This is how the story for The Rotters happened. It was a way of explaining to my children why brushing their teeth was so important, and how real rotters in real life would harm them if they didn’t clean their teeth.
But if none of the more rational or fun options work, don’t force their cooperation. Wait. Let them rant and rave. Avoid a war. Discuss toothbrushing techniques and dental truths when both of you are rested and ready. Build a foundation of understanding and awareness that you can pull out like a rabbit from a hat when toothbrushing tiredness creeps in.
The inspiring RIE educarer expert, Janet Lansbury, sums up the perfect approach to this task, describing it as ‘inviting children to participate’.
“We can’t force cooperative activities. They require willingness. So, activities like…tooth brushing…are best handled with subtlety, lots of respect, togetherness, low expectations and a very light touch. One way to demonstrate our respect is by verbally preparing kids for these situations and making them part of a predictable routine. Another is to offer kids as much active participation, autonomy, and choice as possible – exploring the possibilities with them, getting their input, letting them do it by themselves if they can. Inviting children to participate requires us to be flexible, keep our expectations low, and accept less than perfection.”

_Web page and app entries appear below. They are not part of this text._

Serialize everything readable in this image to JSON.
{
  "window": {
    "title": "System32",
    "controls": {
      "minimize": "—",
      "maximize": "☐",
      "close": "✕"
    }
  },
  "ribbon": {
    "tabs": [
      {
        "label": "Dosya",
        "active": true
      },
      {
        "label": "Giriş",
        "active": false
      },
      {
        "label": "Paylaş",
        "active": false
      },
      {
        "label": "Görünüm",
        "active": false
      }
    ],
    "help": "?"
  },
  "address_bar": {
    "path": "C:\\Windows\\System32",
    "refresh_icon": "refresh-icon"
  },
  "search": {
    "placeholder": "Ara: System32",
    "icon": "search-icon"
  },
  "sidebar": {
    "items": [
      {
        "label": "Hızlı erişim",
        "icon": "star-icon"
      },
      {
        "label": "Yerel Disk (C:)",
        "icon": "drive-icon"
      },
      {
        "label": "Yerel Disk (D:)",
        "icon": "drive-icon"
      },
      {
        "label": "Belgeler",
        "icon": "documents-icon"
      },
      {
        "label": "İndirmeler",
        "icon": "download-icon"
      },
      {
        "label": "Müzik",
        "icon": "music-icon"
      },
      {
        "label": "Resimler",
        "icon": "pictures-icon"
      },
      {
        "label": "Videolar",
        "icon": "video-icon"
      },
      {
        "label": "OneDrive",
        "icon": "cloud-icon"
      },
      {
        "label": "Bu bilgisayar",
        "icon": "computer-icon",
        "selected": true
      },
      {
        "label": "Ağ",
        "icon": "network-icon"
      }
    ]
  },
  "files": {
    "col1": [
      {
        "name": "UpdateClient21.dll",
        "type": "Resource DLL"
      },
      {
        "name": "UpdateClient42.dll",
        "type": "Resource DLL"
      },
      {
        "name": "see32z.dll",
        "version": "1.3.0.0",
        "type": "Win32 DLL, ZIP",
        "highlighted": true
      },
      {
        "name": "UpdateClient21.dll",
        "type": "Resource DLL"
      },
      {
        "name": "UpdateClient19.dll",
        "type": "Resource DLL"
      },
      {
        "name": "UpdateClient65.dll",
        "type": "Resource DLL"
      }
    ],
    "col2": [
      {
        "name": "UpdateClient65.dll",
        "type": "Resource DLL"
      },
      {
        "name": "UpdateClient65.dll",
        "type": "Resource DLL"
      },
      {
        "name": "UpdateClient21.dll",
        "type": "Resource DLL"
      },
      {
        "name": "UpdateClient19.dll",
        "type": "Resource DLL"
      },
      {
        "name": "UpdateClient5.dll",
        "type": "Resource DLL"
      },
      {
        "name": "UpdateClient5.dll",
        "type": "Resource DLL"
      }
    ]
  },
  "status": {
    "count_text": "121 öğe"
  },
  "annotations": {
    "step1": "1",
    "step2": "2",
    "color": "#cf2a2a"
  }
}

So, maybe pretending to be synchronised dolphins at an aqua park might not seem so ridiculous after all..?
You can get a copy of The Rotters at Amazon. The references for this blog are here:
- Peppa Pig at the dentist
- Uitblinker Study – https://www.ncbi.nlm.nih.gov/pmc/articles/PMC6731582/